Yup, another beanie.

This one is in a bulky weight alpaca wool blend and it's super warm! It took me about 3 hours all told to make, so I'm getting better/faster at them.

The angle of the photo makes it look like a hat one of my Strawberry Shortcake dolls would wear. I think it's the thickness of the band.
I had yarn left over, but not enough to make anything big. So I pulled out that old penguin pattern from the first page. The yarn weights were totally different. So, I had to use a different hook, and it ended up nearly an inch taller than the original penguin. So, because I was using smaller weight yarn for the belly and beak, I had to freehand extra rows and just use my experience to know when to increase stitches.

Since I was on a roll, I decided to add some more creative additions, freehand--the under-eye feathers help the eyes pop, I think. And I used a heavily modified version of the one-row heart pattern I made for my beanies, so that it made a clover shape instead of a heart shape, which worked great for feet. I'm so happy with how this turned out, and so proud of myself for being able to just one-the-fly make creative decisions that worked out .

I got an email today with a new Woobles kit in it. And I looked at it and went "I think I already know how to make that!" So I did. No pattern, no kit mailed to me. I'm probably the first person in the world (besides the company owner/employees) who has made this thing because I didn't buy it and wait for the mail :) I'm awful proud of myself.

I did it in size 3 yarn I had lying around it the appropriate colors. These are usually done in size 4 yarn, so I'm including a pic comparing its size to the latest penguin I did in size 5 yarn. Their bodies are the exact same pattern to make the egg/potato shape.

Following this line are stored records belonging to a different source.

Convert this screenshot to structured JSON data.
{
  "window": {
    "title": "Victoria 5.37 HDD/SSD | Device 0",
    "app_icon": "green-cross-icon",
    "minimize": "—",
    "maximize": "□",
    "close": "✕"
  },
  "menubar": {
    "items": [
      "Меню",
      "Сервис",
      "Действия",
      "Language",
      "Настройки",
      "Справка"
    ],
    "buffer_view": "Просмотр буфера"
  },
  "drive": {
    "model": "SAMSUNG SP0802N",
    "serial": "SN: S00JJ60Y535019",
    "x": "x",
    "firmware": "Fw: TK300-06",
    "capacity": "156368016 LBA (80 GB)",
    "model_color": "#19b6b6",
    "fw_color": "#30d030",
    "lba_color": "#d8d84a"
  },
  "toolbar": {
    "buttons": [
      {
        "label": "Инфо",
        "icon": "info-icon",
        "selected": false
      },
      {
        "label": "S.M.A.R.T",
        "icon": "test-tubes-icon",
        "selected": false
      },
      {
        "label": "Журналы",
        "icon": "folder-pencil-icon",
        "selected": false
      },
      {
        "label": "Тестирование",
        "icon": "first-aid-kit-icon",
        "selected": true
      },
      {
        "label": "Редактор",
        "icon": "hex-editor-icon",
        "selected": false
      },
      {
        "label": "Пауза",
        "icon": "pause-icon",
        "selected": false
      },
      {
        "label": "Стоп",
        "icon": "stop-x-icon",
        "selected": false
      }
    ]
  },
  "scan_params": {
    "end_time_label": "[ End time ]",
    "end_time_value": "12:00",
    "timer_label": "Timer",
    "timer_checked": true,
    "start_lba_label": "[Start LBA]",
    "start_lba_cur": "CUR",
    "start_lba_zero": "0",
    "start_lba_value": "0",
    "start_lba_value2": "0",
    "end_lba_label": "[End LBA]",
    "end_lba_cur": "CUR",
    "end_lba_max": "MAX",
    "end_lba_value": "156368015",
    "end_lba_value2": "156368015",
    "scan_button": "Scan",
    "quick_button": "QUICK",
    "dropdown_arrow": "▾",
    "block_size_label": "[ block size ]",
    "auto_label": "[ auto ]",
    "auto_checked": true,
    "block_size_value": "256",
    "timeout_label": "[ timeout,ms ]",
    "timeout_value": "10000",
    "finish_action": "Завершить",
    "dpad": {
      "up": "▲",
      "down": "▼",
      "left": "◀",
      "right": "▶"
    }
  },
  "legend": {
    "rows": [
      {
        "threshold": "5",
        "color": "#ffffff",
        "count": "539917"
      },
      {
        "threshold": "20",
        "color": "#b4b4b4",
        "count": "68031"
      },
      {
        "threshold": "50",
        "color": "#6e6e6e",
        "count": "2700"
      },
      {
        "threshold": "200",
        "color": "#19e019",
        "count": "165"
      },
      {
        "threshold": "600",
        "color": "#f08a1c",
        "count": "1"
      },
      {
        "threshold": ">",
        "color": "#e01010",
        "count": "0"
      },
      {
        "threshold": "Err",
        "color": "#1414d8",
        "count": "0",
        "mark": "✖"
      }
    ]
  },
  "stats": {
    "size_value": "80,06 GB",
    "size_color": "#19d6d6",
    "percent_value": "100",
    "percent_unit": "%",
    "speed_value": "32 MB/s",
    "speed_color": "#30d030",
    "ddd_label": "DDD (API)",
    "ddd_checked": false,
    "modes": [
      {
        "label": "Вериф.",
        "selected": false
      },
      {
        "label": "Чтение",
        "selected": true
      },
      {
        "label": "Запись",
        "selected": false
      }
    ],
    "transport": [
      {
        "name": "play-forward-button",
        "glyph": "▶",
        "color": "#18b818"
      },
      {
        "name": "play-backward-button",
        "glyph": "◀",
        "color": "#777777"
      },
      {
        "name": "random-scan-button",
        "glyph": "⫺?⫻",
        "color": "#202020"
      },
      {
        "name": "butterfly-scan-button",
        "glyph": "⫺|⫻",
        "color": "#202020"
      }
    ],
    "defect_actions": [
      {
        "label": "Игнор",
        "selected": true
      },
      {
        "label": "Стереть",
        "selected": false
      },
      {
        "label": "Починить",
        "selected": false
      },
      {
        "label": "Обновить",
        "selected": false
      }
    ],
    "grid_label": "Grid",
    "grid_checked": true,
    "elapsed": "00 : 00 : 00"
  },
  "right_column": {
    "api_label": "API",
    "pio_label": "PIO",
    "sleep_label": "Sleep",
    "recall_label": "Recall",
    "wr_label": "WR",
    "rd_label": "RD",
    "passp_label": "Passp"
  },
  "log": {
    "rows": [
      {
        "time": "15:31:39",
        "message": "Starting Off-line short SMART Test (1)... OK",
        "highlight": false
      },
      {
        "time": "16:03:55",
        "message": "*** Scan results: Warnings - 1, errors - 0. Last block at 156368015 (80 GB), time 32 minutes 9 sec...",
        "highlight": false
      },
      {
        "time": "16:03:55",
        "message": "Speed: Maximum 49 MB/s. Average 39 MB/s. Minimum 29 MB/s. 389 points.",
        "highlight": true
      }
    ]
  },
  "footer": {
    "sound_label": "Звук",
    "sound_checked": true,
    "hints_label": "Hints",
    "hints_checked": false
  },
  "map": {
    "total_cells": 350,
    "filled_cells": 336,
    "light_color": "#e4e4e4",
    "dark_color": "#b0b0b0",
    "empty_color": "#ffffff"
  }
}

A good choice, considering the date!
That's why I made it :) The Woobles company sent out a "limited edition lunar new year tiger" kit email, but looking at the pic in the email I said to myself "I'm pretty sure that I can make this already just from looking at the picture. I don't need their kit" :D Every design element on the tiger, I've already done from one or another of their kits. It was just a matter of going "ok, ears like the fox, cheeks like the lion, tail like the cat" etc
Little pink lovebird for Valentine's day. As an experiment, I used 2mm paracord for the pink, to see if it was easier to work with than yarn. I figured the woven cord wouldn't split like yarn can, but it came with a whole host of other problems--notably being extremely stiff. That made it super-hard to work with. My hands hurt something fierce, and I've already put the remainder of the paracord in the trash.

That said, I think it turned out pretty cute!

Dipping my toe in to the "corner to corner crochet" waters. It's a way of making blankets/afghans from, you guessed it, corner to corner instead of row by row. Because this yarn is variegated, it makes the steaks of color pool up in the clusters that this form of crochet uses. This is going to be a baby blanket for a family friend.